MEXICAN BURRITO BAR Boojum is fighting to retain a takeaway at one of its Dublin locations after the city council received a complaint alleging that the service is being operated in contravention of planning rules.
Late last month, the restaurant chain applied for retention permission from Dublin City Council for the takeaway element of an existing restaurant located at units H1 and H5, South Dock House on Hanover Quay in the city’s docklands.
The application referenced a condition attached to the 2003 approval of the original mixed-use building which prohibited use of the premises for “take-away sales of hot food”.
In response to queries from Fora, Dublin City Council confirmed that it has received a complaint about Boojum operating the takeaway at its Hanover Quay restaurant, alleging that the service is being provided against planning rules, which were first imposed nearly 16 years ago.
“The matter is currently under investigation,” a spokeswoman for the council said.
Boojum property director Andrew McPhail said the restaurant chain lodged the retention application “having regard to a planning condition in a historic Dublin Docklands Development Authority Certificate that limited take-away sales”.
“It is considered that the subject application will put Boojum on an equal footing with all other restaurants in the city, who are allowed ancillary take-away sales as an inherent part of a ‘restaurant’ planning permission,” McPhail told Fora through a statement.
Boojum’s application to the city authority was prepared by town planning consultancy Thornton O’Connor, which said it was of the opinion that the 2003 rule that prohibited the sale of takeaway food was intended “to stop the use of the premises as a takeaway unit which relates to 100% of sales and consumption off the premises”.
“Since it has commenced operations in Hanover Quay, Boojum’s in-restaurant take-away sales amount to 3% of the total number of sales,” it stated, adding that the location provides seating and toilet facilities, unlike a traditional takeaway like a chip shop.
The town planners also noted that Boojum doesn’t use deep fat fryers typical of fast-food joints and said it was of the opinion the Hanover Quay location “is a restaurant and not a take-away and as such, there is a very strong argument that (the 2003 planning condition) is not relevant to Boojum”.
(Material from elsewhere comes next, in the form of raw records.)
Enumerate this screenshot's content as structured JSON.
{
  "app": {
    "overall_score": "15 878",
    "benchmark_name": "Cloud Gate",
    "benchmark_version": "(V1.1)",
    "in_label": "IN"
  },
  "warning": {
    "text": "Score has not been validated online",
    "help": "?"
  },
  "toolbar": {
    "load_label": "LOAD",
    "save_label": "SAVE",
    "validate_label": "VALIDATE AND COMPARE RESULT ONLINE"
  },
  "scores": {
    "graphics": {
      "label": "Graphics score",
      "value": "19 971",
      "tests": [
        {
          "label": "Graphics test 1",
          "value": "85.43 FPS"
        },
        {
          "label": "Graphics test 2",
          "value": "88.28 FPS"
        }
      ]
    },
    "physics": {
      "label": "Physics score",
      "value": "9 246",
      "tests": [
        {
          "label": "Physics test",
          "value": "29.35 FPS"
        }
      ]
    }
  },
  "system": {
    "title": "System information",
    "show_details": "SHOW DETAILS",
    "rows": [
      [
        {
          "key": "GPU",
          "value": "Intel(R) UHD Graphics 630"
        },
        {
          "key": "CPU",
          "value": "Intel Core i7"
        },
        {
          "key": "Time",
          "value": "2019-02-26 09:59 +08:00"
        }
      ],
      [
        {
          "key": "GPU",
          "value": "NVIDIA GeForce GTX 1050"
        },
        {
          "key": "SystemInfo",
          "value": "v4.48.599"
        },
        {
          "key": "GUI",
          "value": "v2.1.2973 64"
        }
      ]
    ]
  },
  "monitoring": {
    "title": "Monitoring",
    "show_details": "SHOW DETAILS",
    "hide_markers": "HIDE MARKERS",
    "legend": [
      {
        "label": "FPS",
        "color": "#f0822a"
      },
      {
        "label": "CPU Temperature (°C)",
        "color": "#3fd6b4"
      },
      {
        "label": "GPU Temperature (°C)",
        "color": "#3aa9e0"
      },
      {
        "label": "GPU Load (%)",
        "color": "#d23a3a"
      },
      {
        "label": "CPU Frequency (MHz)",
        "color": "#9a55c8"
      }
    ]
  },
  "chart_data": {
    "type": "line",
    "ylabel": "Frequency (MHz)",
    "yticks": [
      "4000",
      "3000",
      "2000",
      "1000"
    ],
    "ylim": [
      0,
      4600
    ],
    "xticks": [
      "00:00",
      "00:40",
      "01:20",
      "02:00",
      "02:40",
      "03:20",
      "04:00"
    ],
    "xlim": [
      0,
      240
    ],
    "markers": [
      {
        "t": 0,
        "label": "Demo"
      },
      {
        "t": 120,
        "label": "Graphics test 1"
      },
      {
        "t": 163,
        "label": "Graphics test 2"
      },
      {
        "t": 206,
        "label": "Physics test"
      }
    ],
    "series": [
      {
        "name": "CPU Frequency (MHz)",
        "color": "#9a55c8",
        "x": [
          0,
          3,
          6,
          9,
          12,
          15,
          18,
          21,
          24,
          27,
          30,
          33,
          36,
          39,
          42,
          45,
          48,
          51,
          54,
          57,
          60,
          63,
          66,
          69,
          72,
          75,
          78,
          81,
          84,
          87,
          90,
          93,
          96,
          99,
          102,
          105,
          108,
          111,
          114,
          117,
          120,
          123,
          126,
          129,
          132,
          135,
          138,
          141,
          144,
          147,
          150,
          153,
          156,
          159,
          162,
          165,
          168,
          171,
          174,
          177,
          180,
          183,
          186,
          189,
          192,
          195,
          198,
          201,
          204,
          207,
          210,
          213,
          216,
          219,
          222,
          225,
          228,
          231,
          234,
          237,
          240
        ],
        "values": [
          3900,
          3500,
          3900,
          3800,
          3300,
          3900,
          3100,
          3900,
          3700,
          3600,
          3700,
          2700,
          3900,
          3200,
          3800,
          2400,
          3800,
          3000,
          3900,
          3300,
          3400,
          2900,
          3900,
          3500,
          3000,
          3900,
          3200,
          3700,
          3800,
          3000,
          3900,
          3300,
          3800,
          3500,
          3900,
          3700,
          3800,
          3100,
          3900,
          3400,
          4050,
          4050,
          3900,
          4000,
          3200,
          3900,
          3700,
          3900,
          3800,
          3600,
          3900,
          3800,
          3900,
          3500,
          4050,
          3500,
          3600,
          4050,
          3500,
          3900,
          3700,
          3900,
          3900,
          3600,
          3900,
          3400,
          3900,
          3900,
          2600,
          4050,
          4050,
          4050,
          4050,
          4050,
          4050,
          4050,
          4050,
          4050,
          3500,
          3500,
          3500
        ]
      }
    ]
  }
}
The chain said that if it is given permission to keep selling food to-go, it will put the restaurant on equal footing with an estimated 53 restaurants within a 1km radius of the branch that offer takeaway facilities or services like Deliveroo.
Belfast-founded Boojum has expanded rapidly across the island of Ireland in recent years.
Newly filed accounts for Modern Restaurant Concepts Ltd, the holding company behind the group that operates Boojum, show that the outfit delivered a loss of £647,300 for the year ended 23 April 2018, down on the £151,400 profit recorded 12 months prior.
The burrito bar chain, which attributed the loss to its growth programme, recorded annual sales of £18.4 million, an increase of £6.3 million year-on-year. Some £11.9 million was generated in the Republic of Ireland alone.
Boojum has 18 locations on the island of Ireland and is majority-owned by Dublin investment group Renatus Capital Partners.
Note: This article was updated to include new details of Modern Restaurant Concept Ltd’s financial statements.